(ACTION ITEM) Which of the lines below include "this"? Each one should be copied out.

Entries from a dataset of interfaces:
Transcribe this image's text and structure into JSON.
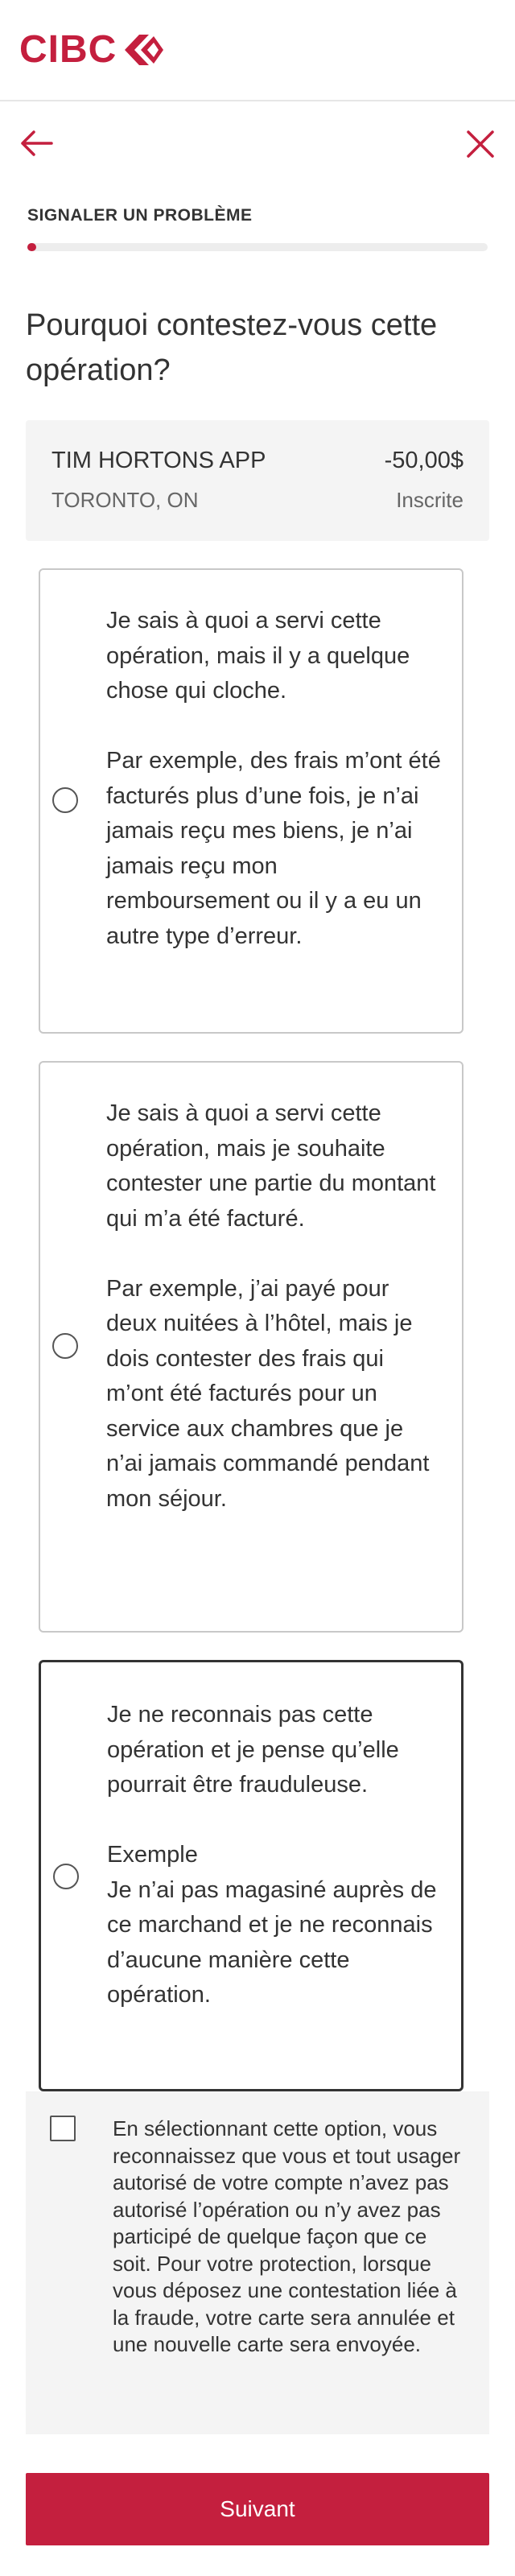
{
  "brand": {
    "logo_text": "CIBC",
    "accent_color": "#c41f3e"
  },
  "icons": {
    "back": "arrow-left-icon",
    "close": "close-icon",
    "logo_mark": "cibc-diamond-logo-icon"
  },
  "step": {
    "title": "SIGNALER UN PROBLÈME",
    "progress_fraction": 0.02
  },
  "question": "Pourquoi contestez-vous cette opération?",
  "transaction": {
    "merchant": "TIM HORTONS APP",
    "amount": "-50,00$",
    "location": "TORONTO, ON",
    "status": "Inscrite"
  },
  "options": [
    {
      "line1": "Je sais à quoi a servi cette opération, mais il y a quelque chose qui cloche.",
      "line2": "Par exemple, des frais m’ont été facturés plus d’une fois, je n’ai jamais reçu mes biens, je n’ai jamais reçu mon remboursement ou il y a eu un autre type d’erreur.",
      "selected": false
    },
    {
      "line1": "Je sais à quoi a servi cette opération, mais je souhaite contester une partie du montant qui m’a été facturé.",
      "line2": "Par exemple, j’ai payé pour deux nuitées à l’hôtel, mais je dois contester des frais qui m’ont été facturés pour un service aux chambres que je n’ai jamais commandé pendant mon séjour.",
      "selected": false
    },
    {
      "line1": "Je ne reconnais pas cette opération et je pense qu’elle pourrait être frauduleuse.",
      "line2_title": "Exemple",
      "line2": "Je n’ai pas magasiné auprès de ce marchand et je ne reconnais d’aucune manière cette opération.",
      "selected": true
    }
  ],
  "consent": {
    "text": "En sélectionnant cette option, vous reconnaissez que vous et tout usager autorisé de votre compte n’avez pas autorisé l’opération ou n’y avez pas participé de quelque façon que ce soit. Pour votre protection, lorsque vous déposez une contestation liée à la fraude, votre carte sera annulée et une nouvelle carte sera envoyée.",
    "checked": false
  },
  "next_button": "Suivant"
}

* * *

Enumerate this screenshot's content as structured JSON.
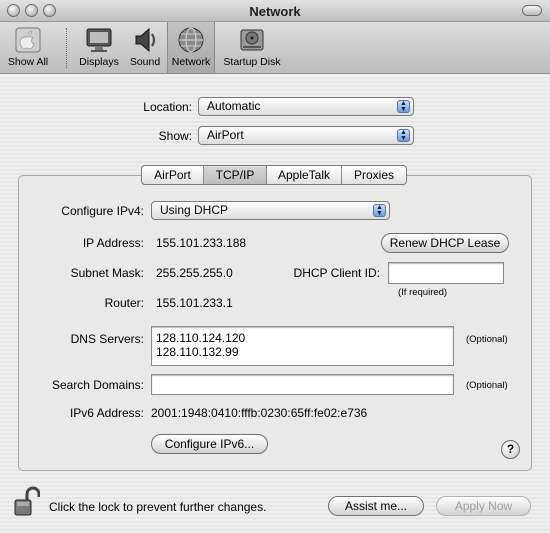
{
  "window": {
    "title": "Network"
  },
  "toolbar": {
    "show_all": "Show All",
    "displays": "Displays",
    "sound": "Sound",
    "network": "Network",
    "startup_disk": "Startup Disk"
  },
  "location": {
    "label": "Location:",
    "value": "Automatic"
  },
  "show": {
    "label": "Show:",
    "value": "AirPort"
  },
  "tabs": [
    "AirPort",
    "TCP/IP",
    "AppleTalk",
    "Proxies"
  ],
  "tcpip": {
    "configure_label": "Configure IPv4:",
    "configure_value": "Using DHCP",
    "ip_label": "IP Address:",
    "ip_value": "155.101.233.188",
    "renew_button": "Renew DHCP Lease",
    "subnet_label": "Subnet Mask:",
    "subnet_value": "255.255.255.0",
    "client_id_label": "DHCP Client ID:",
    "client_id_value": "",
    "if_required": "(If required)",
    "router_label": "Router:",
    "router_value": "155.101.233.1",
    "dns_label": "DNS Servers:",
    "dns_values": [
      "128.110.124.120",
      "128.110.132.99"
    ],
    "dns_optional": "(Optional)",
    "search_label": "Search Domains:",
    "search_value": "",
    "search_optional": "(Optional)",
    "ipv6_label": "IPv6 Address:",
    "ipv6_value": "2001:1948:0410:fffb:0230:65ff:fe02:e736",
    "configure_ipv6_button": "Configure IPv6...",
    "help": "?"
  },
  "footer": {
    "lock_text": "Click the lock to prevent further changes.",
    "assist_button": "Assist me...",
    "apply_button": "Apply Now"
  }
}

(YOUR RESPONSE)
Transcribe this image's text and structure into JSON.
Enumerate this screenshot's content as structured JSON.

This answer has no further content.